And maybe it’s the ‘Lil’ in front of his name, but I think of him as slightly immature. Oftentimes while listening to his delivery I picture an infant screaming for attention. On the track ‘My Daddy,’ Lil Wayne shrieks “ME! / ME! / IT’S ALL BOUT ME! / IF YA GIRL GOT A VOICE THEN SHE TALKING ‘BOUT ME!” This does not strike me as the kind of self-confident and in-control MC that could be one of hip-hop’s all time best heavyweights.
The debate has now been described. Did my opinion change after the concert?
Yes, but not fully.

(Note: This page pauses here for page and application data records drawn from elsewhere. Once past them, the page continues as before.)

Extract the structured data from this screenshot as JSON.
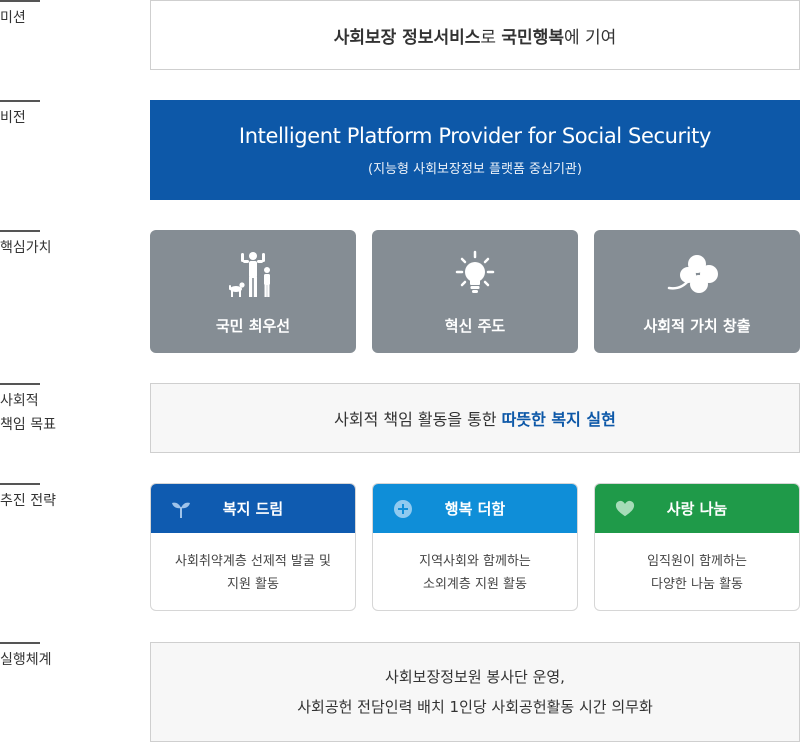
{
  "sections": {
    "mission": "미션",
    "vision": "비전",
    "core_values": "핵심가치",
    "csr_goal": "사회적\n책임 목표",
    "strategy": "추진 전략",
    "execution": "실행체계"
  },
  "mission": {
    "part1": "사회보장 정보서비스",
    "part2": "로 ",
    "part3": "국민행복",
    "part4": "에 기여"
  },
  "vision": {
    "english": "Intelligent Platform Provider for Social Security",
    "korean": "(지능형 사회보장정보 플랫폼 중심기관)",
    "color": "#0d58a8"
  },
  "core_values": [
    {
      "label": "국민 최우선",
      "icon": "family-icon"
    },
    {
      "label": "혁신 주도",
      "icon": "lightbulb-icon"
    },
    {
      "label": "사회적 가치 창출",
      "icon": "clover-icon"
    }
  ],
  "csr_goal": {
    "normal": "사회적 책임 활동을 통한 ",
    "highlight": "따뜻한 복지 실현"
  },
  "strategies": [
    {
      "title": "복지 드림",
      "desc": "사회취약계층 선제적 발굴 및\n지원 활동",
      "color": "#0f5bb0",
      "icon": "sprout-icon"
    },
    {
      "title": "행복 더함",
      "desc": "지역사회와 함께하는\n소외계층 지원 활동",
      "color": "#0f8ed8",
      "icon": "plus-circle-icon"
    },
    {
      "title": "사랑 나눔",
      "desc": "임직원이 함께하는\n다양한 나눔 활동",
      "color": "#1f9a49",
      "icon": "heart-icon"
    }
  ],
  "execution": "사회보장정보원 봉사단 운영,\n사회공헌 전담인력 배치 1인당 사회공헌활동 시간 의무화"
}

I can unabashedly say yes because his performance was the best live performance I have ever seen. The preceding acts got the crowd hyped, especially Wiz Khalifa, Pittsburgh’s best rapper and recent Warner Brothers signee, and Young Jeezy, the platinum selling rapper from Atlanta. With only one act left, the tension began to build. J. Cruz, a DJ from a local Pittsburgh rap station, finally stepped on the mic and proclaimed, “Lil Wayne says he is not coming out until you guys are ready to go crazy.” The arena erupted into thunderous cheering and applause. Then, the siren, the beginning of Weezy’s hit “Fireman,” rang out across the Mellon Arena. The crowd rose in a crescendo of noise, and Lil Wayne burst onto the stage, energetically rapping, “Cuz I’m the Fireman / Fire for Fireman / I got that fire I’m hollering / I got that fire come and try me / You can spark it up and Ima put you out.” It’s important for me to note that Wayne was also decked out in full Pittsburgh regalia, sporting a black and gold Pirates fitted to match a gold tall tee. Part of my newfound appreciation for Weezy was seeing him decked out in my city’s colors–about this I cannot lie.

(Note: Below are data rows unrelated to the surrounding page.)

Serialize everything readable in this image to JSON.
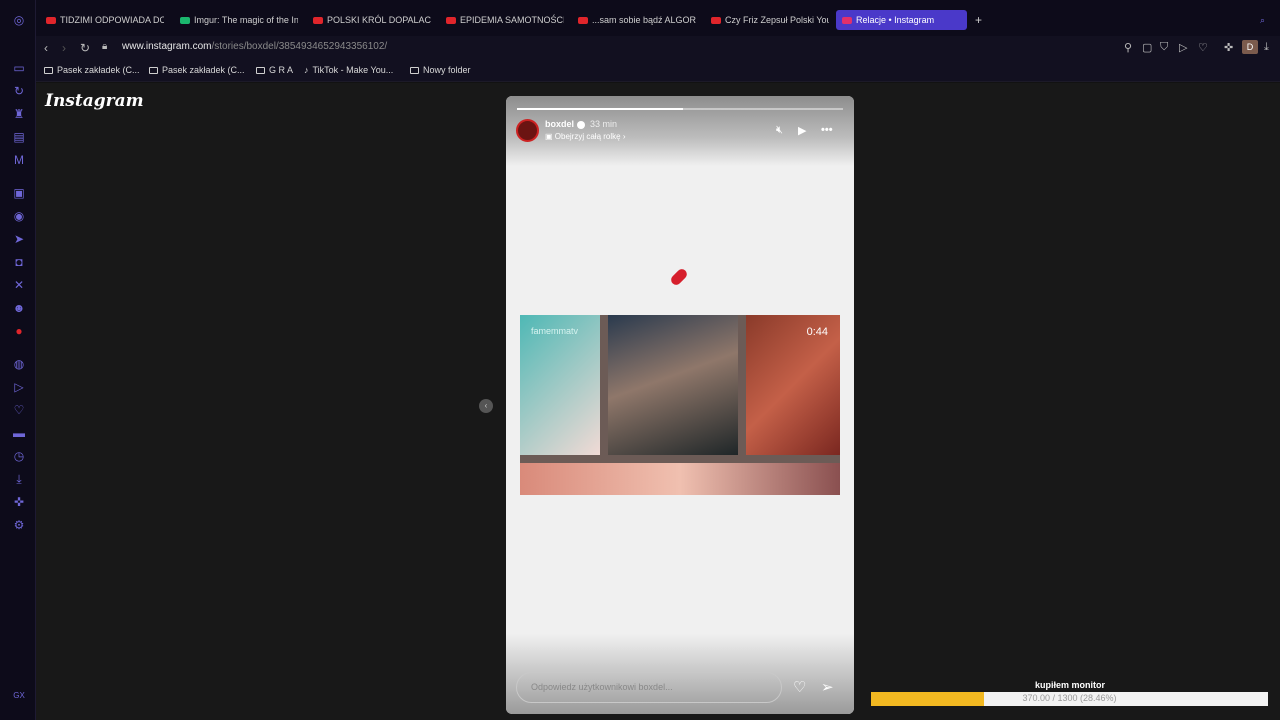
{
  "tabs": [
    {
      "label": "TIDZIMI ODPOWIADA DOK",
      "icon": "youtube-icon"
    },
    {
      "label": "Imgur: The magic of the In",
      "icon": "imgur-icon"
    },
    {
      "label": "POLSKI KRÓL DOPALACZ",
      "icon": "youtube-icon"
    },
    {
      "label": "EPIDEMIA SAMOTNOŚCI",
      "icon": "youtube-icon"
    },
    {
      "label": "...sam sobie bądź ALGORY",
      "icon": "youtube-icon"
    },
    {
      "label": "Czy Friz Zepsuł Polski You",
      "icon": "youtube-icon"
    },
    {
      "label": "Relacje • Instagram",
      "icon": "instagram-icon"
    }
  ],
  "address": {
    "domain": "www.instagram.com",
    "path": "/stories/boxdel/3854934652943356102/"
  },
  "bookmarks": [
    "Pasek zakładek (C...",
    "Pasek zakładek (C...",
    "G R A",
    "TikTok - Make You...",
    "Nowy folder"
  ],
  "profile_initial": "D",
  "instagram_logo": "Instagram",
  "story": {
    "username": "boxdel",
    "time": "33 min",
    "subline": "Obejrzyj całą rolkę",
    "progress": 0.51,
    "video_watermark": "famemmatv",
    "video_duration": "0:44",
    "reply_placeholder": "Odpowiedz użytkownikowi boxdel..."
  },
  "overlay": {
    "label": "kupiłem monitor",
    "progress_text": "370.00 / 1300 (28.46%)",
    "progress": 0.2846
  },
  "colors": {
    "accent": "#4a39c9",
    "bar": "#f2b821",
    "youtube": "#e0252b"
  }
}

After doing a few hits and getting the crowd worked up, the beat for “Make it Rain” boomed in the speakers. Lil Wayne rapped the chorus he normally does for the track, but then launched into a freestyle session over the unoccupied beat, dropping a good number of hysterical similes and metaphors. Mellon Arena got even crazier when Lil Wayne started yelling the name of Birdman, and much to everyone’s delight, Birdman walks onto the stage and begins the chorus to ‘Stuntin’ like my Daddy.’ The place was absolutely frenetic, and just when I thought it couldn’t get any louder, the first few notes of DJ Khaled’s ‘We Takin Over’ rang out. Birdman and Wayne did their last verses of the song, and (I surmise) the Pittsburgh crowd at Summerjam officially broke the sound barrier.

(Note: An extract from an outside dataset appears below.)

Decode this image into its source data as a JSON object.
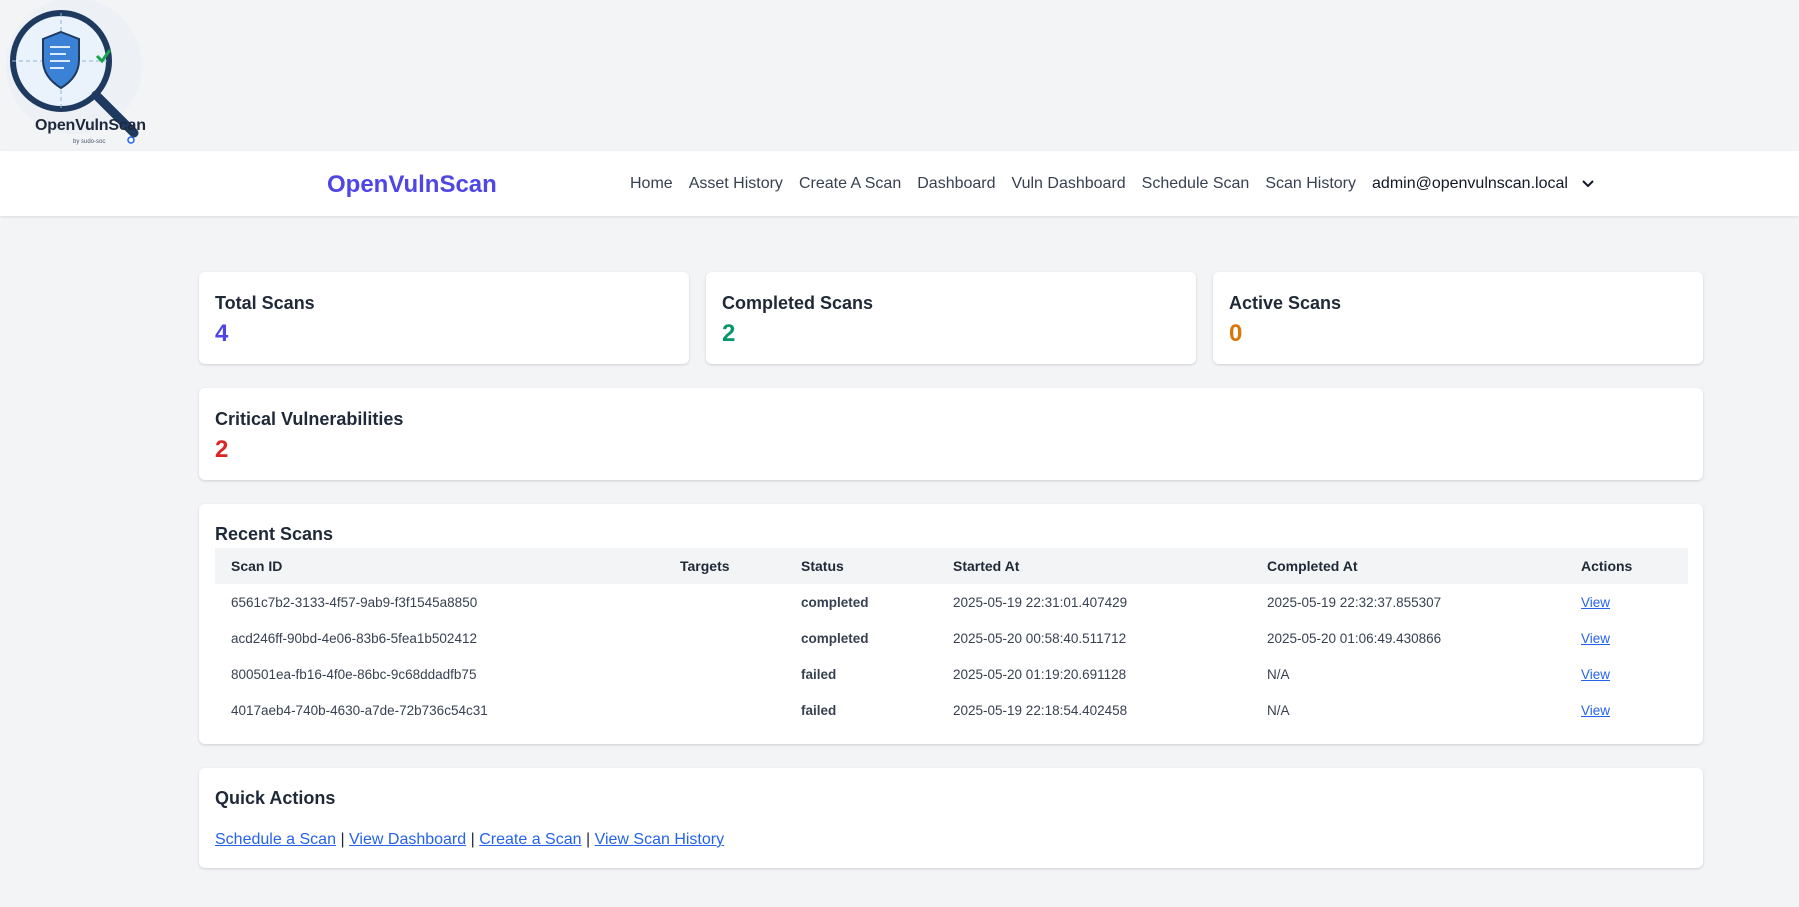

The show was trump tight, and I gained a new level of respect for Lil Wayne. I am now definitely a Lil Wayne fan, and will follow his music much more closely. Seeing him in person allowed me to see how far he has come since he was Lil Lil Wayne, despite the image that was engrained in my mind. However, I still cannot deny the fact that Lil Wayne is an entertainer, an incredible one at that, but not a top MC. All credit to The Politician for predicting his rise to fame in the rap game, but Lil Wayne simply does not yet have the goods to be one of the best. Everyone knows that the rap game is at an all-time low, and Lil Wayne is on top of it (much like the heavyweight division in boxing). Being on top of a moment, however, does not mean that you are on top of history. Style does not equate with either intelligence, depth, or the ability to narrate through rhyme. So while I definitely appreciate the skill (style) that Lil Wayne has, he needs to develop some of the more advanced microphone techniques. Only then can we add his name to the list of all-time greats.